== Segment start ==

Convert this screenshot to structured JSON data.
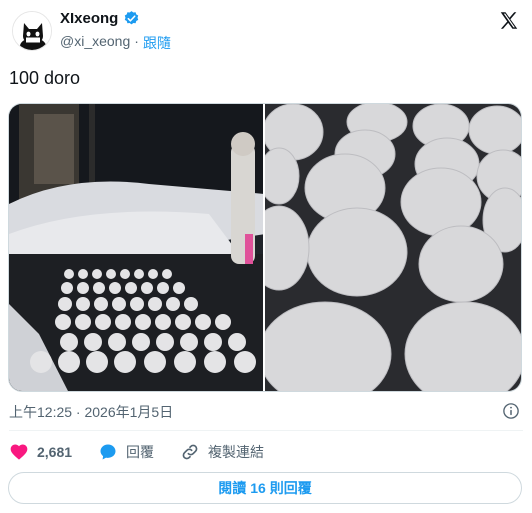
{
  "header": {
    "display_name": "XIxeong",
    "handle": "@xi_xeong",
    "separator": "·",
    "follow_label": "跟隨"
  },
  "tweet": {
    "text": "100 doro",
    "timestamp": "上午12:25 · 2026年1月5日"
  },
  "actions": {
    "likes_count": "2,681",
    "reply_label": "回覆",
    "copy_link_label": "複製連結"
  },
  "read_replies": {
    "prefix": "閱讀",
    "count": "16",
    "suffix": "則回覆"
  },
  "colors": {
    "accent": "#1d9bf0",
    "like": "#f91880",
    "muted": "#536471",
    "text": "#0f1419"
  }
}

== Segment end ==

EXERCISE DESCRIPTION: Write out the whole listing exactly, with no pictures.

PROBLEM SOLUTION:
Convert this screenshot to structured JSON data.
{
  "header": {
    "display_name": "XIxeong",
    "handle": "@xi_xeong",
    "separator": "·",
    "follow_label": "跟隨"
  },
  "tweet": {
    "text": "100 doro",
    "timestamp": "上午12:25 · 2026年1月5日"
  },
  "actions": {
    "likes_count": "2,681",
    "reply_label": "回覆",
    "copy_link_label": "複製連結"
  },
  "read_replies": {
    "prefix": "閱讀",
    "count": "16",
    "suffix": "則回覆"
  },
  "colors": {
    "accent": "#1d9bf0",
    "like": "#f91880",
    "muted": "#536471",
    "text": "#0f1419"
  }
}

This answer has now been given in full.